* _INPUT DATA_
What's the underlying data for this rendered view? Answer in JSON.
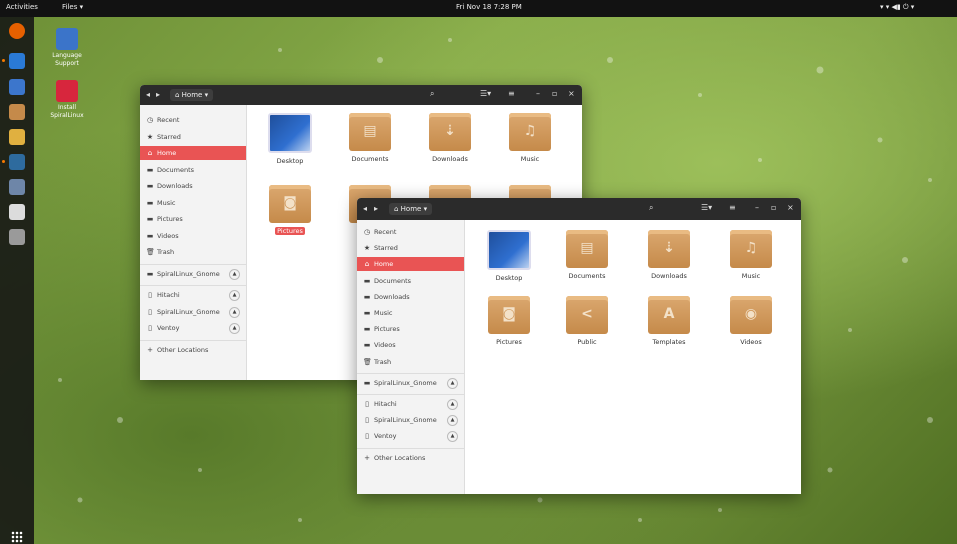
{
  "topbar": {
    "activities": "Activities",
    "app_menu": "Files ▾",
    "clock": "Fri Nov 18  7:28 PM",
    "status": "▾   ▾ ◀▮ ⏻ ▾"
  },
  "desktop_icons": [
    {
      "label_line1": "Language",
      "label_line2": "Support",
      "color": "#3b74c9"
    },
    {
      "label_line1": "Install",
      "label_line2": "SpiralLinux",
      "color": "#d7263d"
    }
  ],
  "dock_colors": [
    "#e66000",
    "#2a7ad6",
    "#3c76cc",
    "#c58a4a",
    "#e0b040",
    "#2e6b9e",
    "#6e86a8",
    "#dcdcdc",
    "#9a9a9a"
  ],
  "window_back": {
    "path_label": "Home",
    "sidebar": [
      {
        "icon": "◷",
        "label": "Recent"
      },
      {
        "icon": "★",
        "label": "Starred"
      },
      {
        "icon": "⌂",
        "label": "Home"
      },
      {
        "icon": "▬",
        "label": "Documents"
      },
      {
        "icon": "▬",
        "label": "Downloads"
      },
      {
        "icon": "▬",
        "label": "Music"
      },
      {
        "icon": "▬",
        "label": "Pictures"
      },
      {
        "icon": "▬",
        "label": "Videos"
      },
      {
        "icon": "🗑",
        "label": "Trash"
      },
      {
        "icon": "▬",
        "label": "SpiralLinux_Gnome"
      },
      {
        "icon": "▯",
        "label": "Hitachi"
      },
      {
        "icon": "▯",
        "label": "SpiralLinux_Gnome"
      },
      {
        "icon": "▯",
        "label": "Ventoy"
      },
      {
        "icon": "+",
        "label": "Other Locations"
      }
    ],
    "folders": [
      "Desktop",
      "Documents",
      "Downloads",
      "Music",
      "Pictures"
    ]
  },
  "window_front": {
    "path_label": "Home",
    "sidebar": [
      {
        "icon": "◷",
        "label": "Recent"
      },
      {
        "icon": "★",
        "label": "Starred"
      },
      {
        "icon": "⌂",
        "label": "Home"
      },
      {
        "icon": "▬",
        "label": "Documents"
      },
      {
        "icon": "▬",
        "label": "Downloads"
      },
      {
        "icon": "▬",
        "label": "Music"
      },
      {
        "icon": "▬",
        "label": "Pictures"
      },
      {
        "icon": "▬",
        "label": "Videos"
      },
      {
        "icon": "🗑",
        "label": "Trash"
      },
      {
        "icon": "▬",
        "label": "SpiralLinux_Gnome"
      },
      {
        "icon": "▯",
        "label": "Hitachi"
      },
      {
        "icon": "▯",
        "label": "SpiralLinux_Gnome"
      },
      {
        "icon": "▯",
        "label": "Ventoy"
      },
      {
        "icon": "+",
        "label": "Other Locations"
      }
    ],
    "folders": [
      {
        "label": "Desktop",
        "glyph": ""
      },
      {
        "label": "Documents",
        "glyph": "▤"
      },
      {
        "label": "Downloads",
        "glyph": "⇣"
      },
      {
        "label": "Music",
        "glyph": "♫"
      },
      {
        "label": "Pictures",
        "glyph": "◙"
      },
      {
        "label": "Public",
        "glyph": "<"
      },
      {
        "label": "Templates",
        "glyph": "A"
      },
      {
        "label": "Videos",
        "glyph": "◉"
      }
    ]
  },
  "eject_glyph": "▲",
  "colors": {
    "accent": "#e95454",
    "folder": "#d29a5c",
    "titlebar": "#2b2b2b"
  }
}
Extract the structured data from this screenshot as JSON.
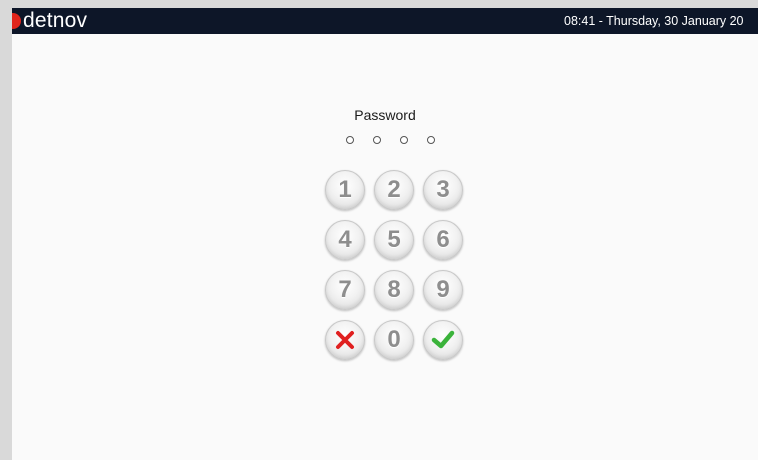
{
  "header": {
    "logo_text": "detnov",
    "datetime": "08:41  -  Thursday, 30 January 20"
  },
  "login": {
    "title": "Password",
    "pin_length": 4,
    "pin_entered": 0
  },
  "keypad": {
    "keys": [
      "1",
      "2",
      "3",
      "4",
      "5",
      "6",
      "7",
      "8",
      "9",
      "0"
    ],
    "cancel_icon": "x-icon",
    "confirm_icon": "check-icon"
  },
  "colors": {
    "header_bg": "#0d1628",
    "logo_accent": "#e0241b",
    "cancel": "#e02020",
    "confirm": "#3bb33b"
  }
}
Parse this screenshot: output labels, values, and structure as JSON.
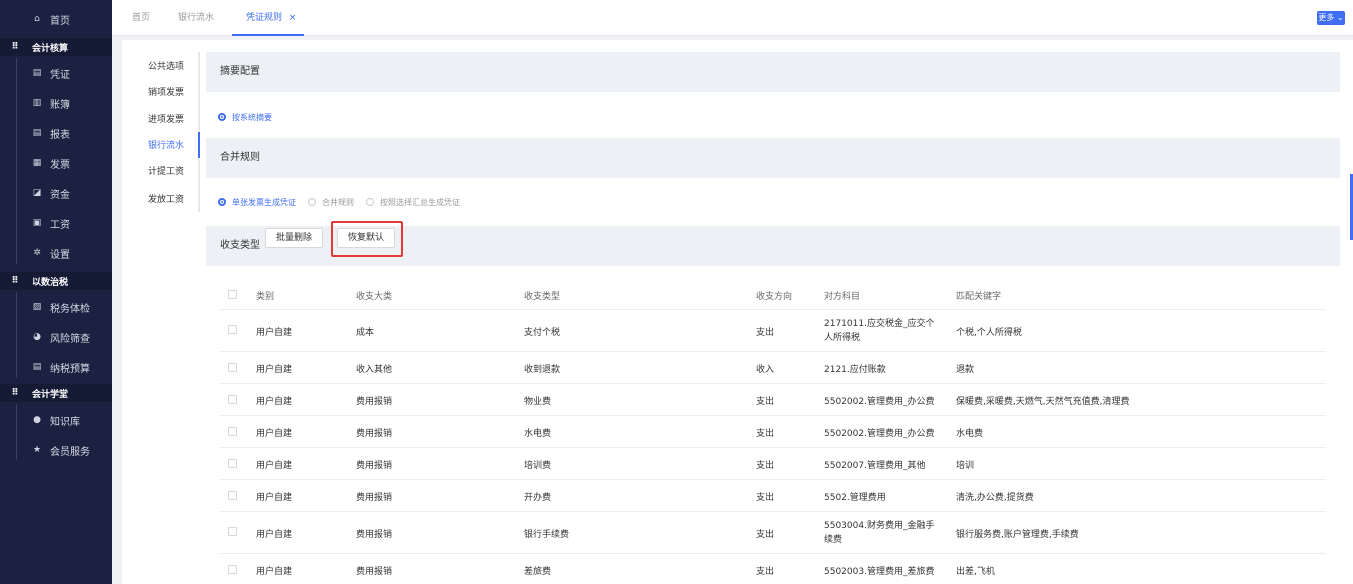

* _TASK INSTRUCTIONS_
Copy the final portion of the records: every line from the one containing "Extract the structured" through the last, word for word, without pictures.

* _RESPONSE AREA_
Extract the structured data from this screenshot as JSON.
{
  "header": {
    "logo_text": "detnov",
    "datetime": "08:41  -  Thursday, 30 January 20"
  },
  "login": {
    "title": "Password",
    "pin_length": 4,
    "pin_entered": 0
  },
  "keypad": {
    "keys": [
      "1",
      "2",
      "3",
      "4",
      "5",
      "6",
      "7",
      "8",
      "9",
      "0"
    ],
    "cancel_icon": "x-icon",
    "confirm_icon": "check-icon"
  },
  "colors": {
    "header_bg": "#0d1628",
    "logo_accent": "#e0241b",
    "cancel": "#e02020",
    "confirm": "#3bb33b"
  }
}
Parse this screenshot: output labels, values, and structure as JSON.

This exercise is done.